The Knowledge Lab at the University of Chicago seeks to hire outstanding candidates for a postdoctoral research project with support from the Sloan Foundation to explore the degree to which programming languages and data science environments shape how individuals, groups and communities “think”—how they construct code, analyze data and solve computational problems together. The project, titled “The Impact of Programming Languages and Datascience Frameworkson Thinking, Software, and Science” is inspired by the longstanding Sapir/Whorf Hypothesis that natural languages influence how speakers think, which has garnered new evidence with computational methods and large-scale language data.
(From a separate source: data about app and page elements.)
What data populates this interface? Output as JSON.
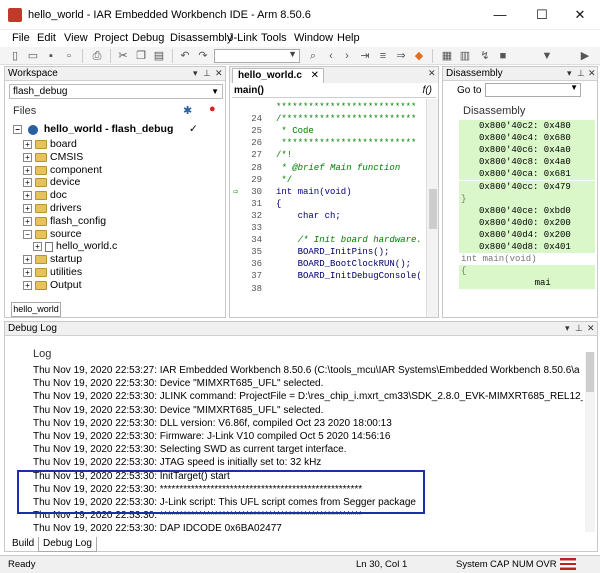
{
  "window": {
    "title": "hello_world - IAR Embedded Workbench IDE - Arm 8.50.6",
    "min_glyph": "—",
    "max_glyph": "☐",
    "close_glyph": "✕"
  },
  "menu": [
    "File",
    "Edit",
    "View",
    "Project",
    "Debug",
    "Disassembly",
    "J-Link",
    "Tools",
    "Window",
    "Help"
  ],
  "toolbar": {
    "icons": [
      "new-file-icon",
      "open-folder-icon",
      "save-icon",
      "save-all-icon",
      "print-icon",
      "cut-icon",
      "copy-icon",
      "paste-icon",
      "undo-icon",
      "redo-icon",
      "find-combo",
      "search-icon",
      "go-back-icon",
      "go-forward-icon",
      "next-statement-icon",
      "toggle-breakpoint-icon",
      "make-icon",
      "compile-icon",
      "build-icon",
      "stop-icon",
      "download-icon",
      "debug-icon"
    ],
    "find_value": ""
  },
  "workspace": {
    "panel_title": "Workspace",
    "config": "flash_debug",
    "files_label": "Files",
    "project": "hello_world - flash_debug",
    "project_check": "✓",
    "items": [
      {
        "label": "board",
        "type": "folder",
        "indent": 1
      },
      {
        "label": "CMSIS",
        "type": "folder",
        "indent": 1
      },
      {
        "label": "component",
        "type": "folder",
        "indent": 1
      },
      {
        "label": "device",
        "type": "folder",
        "indent": 1
      },
      {
        "label": "doc",
        "type": "folder",
        "indent": 1
      },
      {
        "label": "drivers",
        "type": "folder",
        "indent": 1
      },
      {
        "label": "flash_config",
        "type": "folder",
        "indent": 1
      },
      {
        "label": "source",
        "type": "folder",
        "indent": 1
      },
      {
        "label": "hello_world.c",
        "type": "file",
        "indent": 2
      },
      {
        "label": "startup",
        "type": "folder",
        "indent": 1
      },
      {
        "label": "utilities",
        "type": "folder",
        "indent": 1
      },
      {
        "label": "Output",
        "type": "folder",
        "indent": 1
      }
    ],
    "tab": "hello_world"
  },
  "editor": {
    "tab": "hello_world.c",
    "function": "main()",
    "func_icon": "f()",
    "current_line": "30",
    "lines": [
      {
        "n": "",
        "text": "**************************",
        "cls": "c-comment"
      },
      {
        "n": "24",
        "text": "/*************************",
        "cls": "c-comment"
      },
      {
        "n": "25",
        "text": " * Code",
        "cls": "c-comment"
      },
      {
        "n": "26",
        "text": " *************************",
        "cls": "c-comment"
      },
      {
        "n": "27",
        "text": "/*!",
        "cls": "c-comment"
      },
      {
        "n": "28",
        "text": " * @brief Main function",
        "cls": "c-italic"
      },
      {
        "n": "29",
        "text": " */",
        "cls": "c-comment"
      },
      {
        "n": "30",
        "text": "int main(void)",
        "cls": "c-kw"
      },
      {
        "n": "31",
        "text": "{",
        "cls": "c-norm"
      },
      {
        "n": "32",
        "text": "    char ch;",
        "cls": "c-norm"
      },
      {
        "n": "33",
        "text": "",
        "cls": "c-norm"
      },
      {
        "n": "34",
        "text": "    /* Init board hardware.",
        "cls": "c-italic"
      },
      {
        "n": "35",
        "text": "    BOARD_InitPins();",
        "cls": "c-norm"
      },
      {
        "n": "36",
        "text": "    BOARD_BootClockRUN();",
        "cls": "c-norm"
      },
      {
        "n": "37",
        "text": "    BOARD_InitDebugConsole(",
        "cls": "c-norm"
      },
      {
        "n": "38",
        "text": "",
        "cls": "c-norm"
      }
    ]
  },
  "disassembly": {
    "panel_title": "Disassembly",
    "goto_label": "Go to",
    "goto_value": "",
    "title": "Disassembly",
    "rows": [
      {
        "text": "0x800'40c2: 0x480",
        "green": true
      },
      {
        "text": "0x800'40c4: 0x680",
        "green": true
      },
      {
        "text": "0x800'40c6: 0x4a0",
        "green": true
      },
      {
        "text": "0x800'40c8: 0x4a0",
        "green": true
      },
      {
        "text": "0x800'40ca: 0x681",
        "green": true
      },
      {
        "text": "0x800'40cc: 0x479",
        "green": true
      },
      {
        "text": "}",
        "green": true
      },
      {
        "text": "0x800'40ce: 0xbd0",
        "green": true
      },
      {
        "text": "0x800'40d0: 0x200",
        "green": true
      },
      {
        "text": "0x800'40d4: 0x200",
        "green": true
      },
      {
        "text": "0x800'40d8: 0x401",
        "green": true
      },
      {
        "text": "int main(void)",
        "green": false
      },
      {
        "text": "{",
        "green": true
      },
      {
        "text": "              mai",
        "green": true
      }
    ]
  },
  "debug_log": {
    "panel_title": "Debug Log",
    "header": "Log",
    "lines": [
      "Thu Nov 19, 2020 22:53:27: IAR Embedded Workbench 8.50.6 (C:\\tools_mcu\\IAR Systems\\Embedded Workbench 8.50.6\\a",
      "Thu Nov 19, 2020 22:53:30: Device \"MIMXRT685_UFL\" selected.",
      "Thu Nov 19, 2020 22:53:30: JLINK command: ProjectFile = D:\\res_chip_i.mxrt_cm33\\SDK_2.8.0_EVK-MIMXRT685_REL12_F",
      "Thu Nov 19, 2020 22:53:30: Device \"MIMXRT685_UFL\" selected.",
      "Thu Nov 19, 2020 22:53:30: DLL version: V6.86f, compiled Oct 23 2020 18:00:13",
      "Thu Nov 19, 2020 22:53:30: Firmware: J-Link V10 compiled Oct  5 2020 14:56:16",
      "Thu Nov 19, 2020 22:53:30: Selecting SWD as current target interface.",
      "Thu Nov 19, 2020 22:53:30: JTAG speed is initially set to: 32 kHz",
      "Thu Nov 19, 2020 22:53:30: InitTarget() start",
      "Thu Nov 19, 2020 22:53:30: ****************************************************",
      "Thu Nov 19, 2020 22:53:30: J-Link script: This UFL script comes from Segger package",
      "Thu Nov 19, 2020 22:53:30: ****************************************************",
      "Thu Nov 19, 2020 22:53:30: DAP IDCODE 0x6BA02477"
    ]
  },
  "bottom_tabs": [
    "Build",
    "Debug Log"
  ],
  "status": {
    "ready": "Ready",
    "position": "Ln 30, Col 1",
    "encoding": "System",
    "cap": "CAP",
    "num": "NUM",
    "ovr": "OVR"
  },
  "colors": {
    "highlight_box": "#1a2fa8",
    "disasm_green": "#d9f7c8",
    "comment": "#008000"
  }
}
This project involves analysis of all public GitHub and other code repositories with statistical and machine learning approaches that generate insights that link programming language properties to individual and group behavior to coding and analytical outputs. Based on insights from these large-scale analyses and ongoing surveys of programming communities, we will generate programming experiments (e.g., with the Jupyter interface) to test whether discovered associations are causal—whether changing languages can predictably improve the efficiency, collaboration, and creativity of coders and coding communities. Postdoctoral candidates will design and conduct independent research, in collaboration with UChicago Professor and Knowledge Lab Director James Evans, and Gary Lupyan, a computational psychologist from the University of Wisconsin-Madison. Candidates much hold a PhD in Computer Science, or have substantial computational and data science background and a Ph.D. in Statistics, Applied Math, Sociology or another Social Science, Linguistics, Informatics, (statistical) Physics or a related field, and a strong publishing background. Specifically, the successful candidate(s) will be responsible for managing and analyzing a massive collection of version controlled source code with Machine Learning (ML) and Natural language Processing (NLP) techniques. Candidates must understand and will need to maintain long running web scraping tasks, via APIs and HTML parsing and have knowledge regarding the state of the art in NLP (specifically neural language models, context free grammars and auto encoders), which they will extend to new domains, primarily programming code. This development of new techniques for understanding source code will likely benefit from knowledge of compiler design, static analysis, complex systems and network analysis. Candidates must have knowledge of Python and experience running large scale computational tasks on UNIX systems. Proficiency in multiple other programming languages, including a functional language, would be a benefit. Positions could begin anytime within the coming year, and as early as immediately. To apply, please send CV and names for letters from at least two references to Candice Lewis,